Chivalry and feminism can coexist


Kernel Opinion SIG

Kellsie Kennedy

Feminism has an active presence on UK’s campus and is an increasing topic of discussion in our country. With new waves of female rights battles, female politicians and wage disputes, let’s talk about chivalry, a practice that, like feminism, is often misunderstood. 

As a self-proclaimed feminist and woman, people often ask me how I feel about chivalry. When I think of chivalry, I think of pulled-out chairs and opened doors. I think of paid dinners and walking on the inside of the sidewalk. Some of these seem outdated even without analysis. People no longer chuck dirty water and empty their bed pans on the street, so why should it matter where a woman stands on the sidewalk?

I like going on dates where I get to sit back and keep my credit card in my wallet. I also like paying for dinner. I like when a door is opened for me, and I like rushing ahead and getting the door for others. It is a matter of whether or not my hands are full and the nearness of my pay day rather than my gender.

Adler Hulsey, a senior environmental sustainability major at UK, said he learned about chivalry from his mother, who is “a very strong and powerful woman.”

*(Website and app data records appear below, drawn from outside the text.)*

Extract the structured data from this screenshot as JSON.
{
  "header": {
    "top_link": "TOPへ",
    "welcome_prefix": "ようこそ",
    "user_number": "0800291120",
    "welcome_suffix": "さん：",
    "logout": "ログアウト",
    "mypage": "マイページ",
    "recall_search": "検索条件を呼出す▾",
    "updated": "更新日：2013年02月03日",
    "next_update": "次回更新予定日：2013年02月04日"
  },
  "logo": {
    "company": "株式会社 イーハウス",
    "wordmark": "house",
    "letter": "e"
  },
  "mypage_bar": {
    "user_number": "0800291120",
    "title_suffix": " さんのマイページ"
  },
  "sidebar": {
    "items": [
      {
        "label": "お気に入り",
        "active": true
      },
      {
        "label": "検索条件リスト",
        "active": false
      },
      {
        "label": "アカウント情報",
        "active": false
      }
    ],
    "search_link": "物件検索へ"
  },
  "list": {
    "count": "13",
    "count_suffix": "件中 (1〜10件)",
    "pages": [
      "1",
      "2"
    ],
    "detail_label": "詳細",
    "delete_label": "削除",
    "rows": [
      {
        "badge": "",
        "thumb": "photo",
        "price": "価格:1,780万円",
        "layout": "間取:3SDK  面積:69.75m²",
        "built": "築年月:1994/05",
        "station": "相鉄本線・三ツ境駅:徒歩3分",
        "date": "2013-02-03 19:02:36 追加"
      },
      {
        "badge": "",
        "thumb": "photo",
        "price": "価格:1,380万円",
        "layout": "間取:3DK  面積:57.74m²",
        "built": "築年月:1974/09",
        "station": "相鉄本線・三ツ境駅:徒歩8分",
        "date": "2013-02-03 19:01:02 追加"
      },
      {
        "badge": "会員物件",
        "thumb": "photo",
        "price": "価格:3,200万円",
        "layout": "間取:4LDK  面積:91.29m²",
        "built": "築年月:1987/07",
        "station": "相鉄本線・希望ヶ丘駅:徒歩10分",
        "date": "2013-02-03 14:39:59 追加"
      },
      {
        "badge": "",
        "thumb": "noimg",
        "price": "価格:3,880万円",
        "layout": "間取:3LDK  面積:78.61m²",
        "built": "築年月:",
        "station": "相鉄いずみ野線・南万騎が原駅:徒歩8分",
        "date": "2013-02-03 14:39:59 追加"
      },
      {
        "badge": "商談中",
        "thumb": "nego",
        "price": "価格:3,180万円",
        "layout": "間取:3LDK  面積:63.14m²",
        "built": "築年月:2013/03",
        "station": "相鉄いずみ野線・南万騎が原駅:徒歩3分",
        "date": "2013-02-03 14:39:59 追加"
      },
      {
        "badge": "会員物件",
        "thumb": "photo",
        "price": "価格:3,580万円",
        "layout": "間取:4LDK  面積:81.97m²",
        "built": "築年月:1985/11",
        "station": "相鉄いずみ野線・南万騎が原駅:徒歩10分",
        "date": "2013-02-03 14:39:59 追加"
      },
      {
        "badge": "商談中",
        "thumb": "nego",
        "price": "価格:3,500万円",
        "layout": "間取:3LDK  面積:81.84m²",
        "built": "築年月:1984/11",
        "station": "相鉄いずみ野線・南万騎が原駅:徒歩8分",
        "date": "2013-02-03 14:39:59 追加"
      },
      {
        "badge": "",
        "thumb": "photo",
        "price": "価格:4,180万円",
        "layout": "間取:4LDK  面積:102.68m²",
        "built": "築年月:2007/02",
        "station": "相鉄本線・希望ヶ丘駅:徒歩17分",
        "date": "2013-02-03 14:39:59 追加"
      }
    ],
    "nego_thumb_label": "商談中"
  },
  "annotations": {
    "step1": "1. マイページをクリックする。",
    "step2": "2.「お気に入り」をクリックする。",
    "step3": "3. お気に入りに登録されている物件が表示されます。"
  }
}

“I knew she could open doors for herself…” he said. “Chivalry wasn’t about me helping a weak woman, it was about me respecting and being polite to others.”

Adler also added that he believes chivalry can coexist and “even thrive” together.

“Because chivalry is rooted in respect, it means a chivalrous person will stand by and support others. It doesn’t think less of people, and it wants them to be respected and treated equally,” he said. “Chivalry wants justice, no matter who the person is, no matter their political stance and no matter what they’ve done.”

Today’s chivalry should just be the idea that people should do nice things for others. Some may think of this as a “random act of kindness.”

Some people think chivalry should be absolved in the face of feminism. True feminism, the idea that men and women should be treated equally, would not recommend being less kind by not acting in this way. The faults with chivalry are not those of men. Rather, women should raise themselves to return those kindnesses to others. Why should chivalry even be a matter of gender? It makes much more sense to display these kindnesses to all people regardless of gender.